#### Assignment
Filter the listing below, please, and copy only the lines with the word "your".

#### Source material

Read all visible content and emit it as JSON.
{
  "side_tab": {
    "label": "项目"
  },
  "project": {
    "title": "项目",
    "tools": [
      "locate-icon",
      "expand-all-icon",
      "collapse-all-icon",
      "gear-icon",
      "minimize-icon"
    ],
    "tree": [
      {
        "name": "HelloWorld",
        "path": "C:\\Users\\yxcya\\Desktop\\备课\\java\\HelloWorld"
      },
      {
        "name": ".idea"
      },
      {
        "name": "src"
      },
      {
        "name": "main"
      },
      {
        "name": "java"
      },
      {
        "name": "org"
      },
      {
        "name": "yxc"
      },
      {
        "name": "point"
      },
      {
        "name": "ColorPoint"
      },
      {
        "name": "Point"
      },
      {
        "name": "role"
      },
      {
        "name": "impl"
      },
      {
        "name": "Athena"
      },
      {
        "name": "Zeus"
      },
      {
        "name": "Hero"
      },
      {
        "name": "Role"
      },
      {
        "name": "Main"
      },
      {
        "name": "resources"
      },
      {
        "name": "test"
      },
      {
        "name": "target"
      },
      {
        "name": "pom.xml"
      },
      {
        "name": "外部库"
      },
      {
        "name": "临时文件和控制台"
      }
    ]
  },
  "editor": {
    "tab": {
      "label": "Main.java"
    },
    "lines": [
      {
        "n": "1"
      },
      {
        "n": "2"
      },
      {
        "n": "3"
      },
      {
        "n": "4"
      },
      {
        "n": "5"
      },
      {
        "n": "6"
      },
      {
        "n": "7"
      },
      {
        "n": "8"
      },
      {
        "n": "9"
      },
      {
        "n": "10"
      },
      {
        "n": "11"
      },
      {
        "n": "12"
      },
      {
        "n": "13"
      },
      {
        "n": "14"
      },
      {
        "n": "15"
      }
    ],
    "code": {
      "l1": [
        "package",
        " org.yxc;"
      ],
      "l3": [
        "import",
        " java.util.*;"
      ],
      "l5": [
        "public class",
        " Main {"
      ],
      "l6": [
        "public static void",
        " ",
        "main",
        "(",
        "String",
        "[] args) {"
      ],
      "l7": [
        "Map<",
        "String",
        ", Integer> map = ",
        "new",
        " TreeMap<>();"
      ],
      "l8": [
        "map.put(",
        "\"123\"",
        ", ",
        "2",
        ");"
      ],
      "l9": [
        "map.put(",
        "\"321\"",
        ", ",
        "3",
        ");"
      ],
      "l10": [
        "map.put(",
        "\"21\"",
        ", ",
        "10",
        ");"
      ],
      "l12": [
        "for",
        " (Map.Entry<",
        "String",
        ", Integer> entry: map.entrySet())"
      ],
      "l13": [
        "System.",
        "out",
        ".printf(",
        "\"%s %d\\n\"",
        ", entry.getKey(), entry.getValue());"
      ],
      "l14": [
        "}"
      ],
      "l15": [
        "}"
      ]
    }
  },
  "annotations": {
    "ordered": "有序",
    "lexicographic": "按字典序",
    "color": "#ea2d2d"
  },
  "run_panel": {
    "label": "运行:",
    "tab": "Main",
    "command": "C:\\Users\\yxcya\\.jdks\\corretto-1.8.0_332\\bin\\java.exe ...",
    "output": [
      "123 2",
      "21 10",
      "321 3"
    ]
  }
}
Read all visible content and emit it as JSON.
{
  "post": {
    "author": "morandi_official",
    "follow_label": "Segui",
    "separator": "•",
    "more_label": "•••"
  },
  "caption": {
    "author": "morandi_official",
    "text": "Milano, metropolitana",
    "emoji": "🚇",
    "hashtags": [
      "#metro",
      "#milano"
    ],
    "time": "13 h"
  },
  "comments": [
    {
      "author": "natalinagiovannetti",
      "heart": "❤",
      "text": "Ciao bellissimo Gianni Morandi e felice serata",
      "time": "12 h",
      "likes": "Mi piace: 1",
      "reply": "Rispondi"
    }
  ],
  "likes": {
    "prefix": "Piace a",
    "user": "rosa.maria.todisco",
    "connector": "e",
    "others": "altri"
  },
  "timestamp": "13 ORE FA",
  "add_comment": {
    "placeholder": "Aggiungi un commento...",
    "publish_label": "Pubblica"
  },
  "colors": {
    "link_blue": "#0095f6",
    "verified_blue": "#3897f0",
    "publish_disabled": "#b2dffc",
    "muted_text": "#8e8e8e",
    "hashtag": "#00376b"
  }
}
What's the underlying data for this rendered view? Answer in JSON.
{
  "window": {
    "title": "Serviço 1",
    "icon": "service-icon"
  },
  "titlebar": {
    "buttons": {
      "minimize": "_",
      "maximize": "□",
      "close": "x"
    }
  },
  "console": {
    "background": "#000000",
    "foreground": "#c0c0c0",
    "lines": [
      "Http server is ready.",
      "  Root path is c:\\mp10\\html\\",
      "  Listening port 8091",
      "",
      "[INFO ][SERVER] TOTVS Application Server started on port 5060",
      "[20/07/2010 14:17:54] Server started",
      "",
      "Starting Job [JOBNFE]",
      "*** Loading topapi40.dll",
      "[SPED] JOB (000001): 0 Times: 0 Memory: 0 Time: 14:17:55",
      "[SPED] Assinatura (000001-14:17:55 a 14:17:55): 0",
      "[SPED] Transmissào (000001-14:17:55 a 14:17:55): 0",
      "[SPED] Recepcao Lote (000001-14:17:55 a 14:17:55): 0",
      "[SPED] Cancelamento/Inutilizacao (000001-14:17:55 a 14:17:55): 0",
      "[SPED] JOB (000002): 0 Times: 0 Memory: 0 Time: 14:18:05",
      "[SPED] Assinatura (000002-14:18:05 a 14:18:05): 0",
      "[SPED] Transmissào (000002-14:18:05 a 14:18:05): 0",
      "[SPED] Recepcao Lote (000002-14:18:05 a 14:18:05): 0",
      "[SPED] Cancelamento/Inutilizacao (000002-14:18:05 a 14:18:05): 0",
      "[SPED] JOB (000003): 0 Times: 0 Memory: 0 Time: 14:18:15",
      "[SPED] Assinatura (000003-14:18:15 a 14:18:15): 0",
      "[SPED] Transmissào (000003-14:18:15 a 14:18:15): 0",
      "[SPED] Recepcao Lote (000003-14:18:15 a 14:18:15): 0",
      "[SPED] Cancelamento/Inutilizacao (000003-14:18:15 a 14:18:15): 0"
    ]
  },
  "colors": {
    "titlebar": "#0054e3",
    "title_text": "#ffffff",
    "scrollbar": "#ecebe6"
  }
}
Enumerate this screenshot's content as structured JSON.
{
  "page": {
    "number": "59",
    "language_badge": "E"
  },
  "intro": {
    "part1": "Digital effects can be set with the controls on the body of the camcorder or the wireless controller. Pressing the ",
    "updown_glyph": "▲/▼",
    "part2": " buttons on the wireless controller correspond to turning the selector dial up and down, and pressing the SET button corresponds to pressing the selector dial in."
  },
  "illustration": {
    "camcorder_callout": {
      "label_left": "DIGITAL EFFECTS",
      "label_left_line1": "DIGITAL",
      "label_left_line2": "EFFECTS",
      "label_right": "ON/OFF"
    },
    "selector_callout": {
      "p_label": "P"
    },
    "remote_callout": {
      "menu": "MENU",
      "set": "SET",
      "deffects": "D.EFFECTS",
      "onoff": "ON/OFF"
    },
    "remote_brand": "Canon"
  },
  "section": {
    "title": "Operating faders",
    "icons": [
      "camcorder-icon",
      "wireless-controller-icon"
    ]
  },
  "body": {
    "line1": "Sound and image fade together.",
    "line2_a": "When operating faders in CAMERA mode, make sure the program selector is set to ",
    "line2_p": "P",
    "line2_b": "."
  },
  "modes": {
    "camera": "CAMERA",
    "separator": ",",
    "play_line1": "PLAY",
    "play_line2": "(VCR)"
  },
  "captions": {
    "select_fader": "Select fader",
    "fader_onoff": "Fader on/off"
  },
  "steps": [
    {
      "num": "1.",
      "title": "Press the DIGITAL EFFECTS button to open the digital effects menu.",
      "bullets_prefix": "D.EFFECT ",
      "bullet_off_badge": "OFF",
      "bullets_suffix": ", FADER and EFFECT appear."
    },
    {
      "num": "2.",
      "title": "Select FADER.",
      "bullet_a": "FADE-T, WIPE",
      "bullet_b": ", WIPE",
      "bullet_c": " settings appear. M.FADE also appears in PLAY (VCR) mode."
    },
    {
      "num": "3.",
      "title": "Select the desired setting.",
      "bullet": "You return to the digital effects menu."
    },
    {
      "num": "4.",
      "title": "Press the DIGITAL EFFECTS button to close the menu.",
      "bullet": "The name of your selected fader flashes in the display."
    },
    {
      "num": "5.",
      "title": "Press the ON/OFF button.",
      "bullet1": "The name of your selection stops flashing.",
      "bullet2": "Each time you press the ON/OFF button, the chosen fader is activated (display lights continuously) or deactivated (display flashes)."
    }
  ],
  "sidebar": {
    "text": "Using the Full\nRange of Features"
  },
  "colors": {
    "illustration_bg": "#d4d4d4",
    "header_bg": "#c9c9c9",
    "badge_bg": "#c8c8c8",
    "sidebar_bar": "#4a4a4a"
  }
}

#### Response to this exercise
      "bullet": "The name of your selected fader flashes in the display."
      "bullet1": "The name of your selection stops flashing.",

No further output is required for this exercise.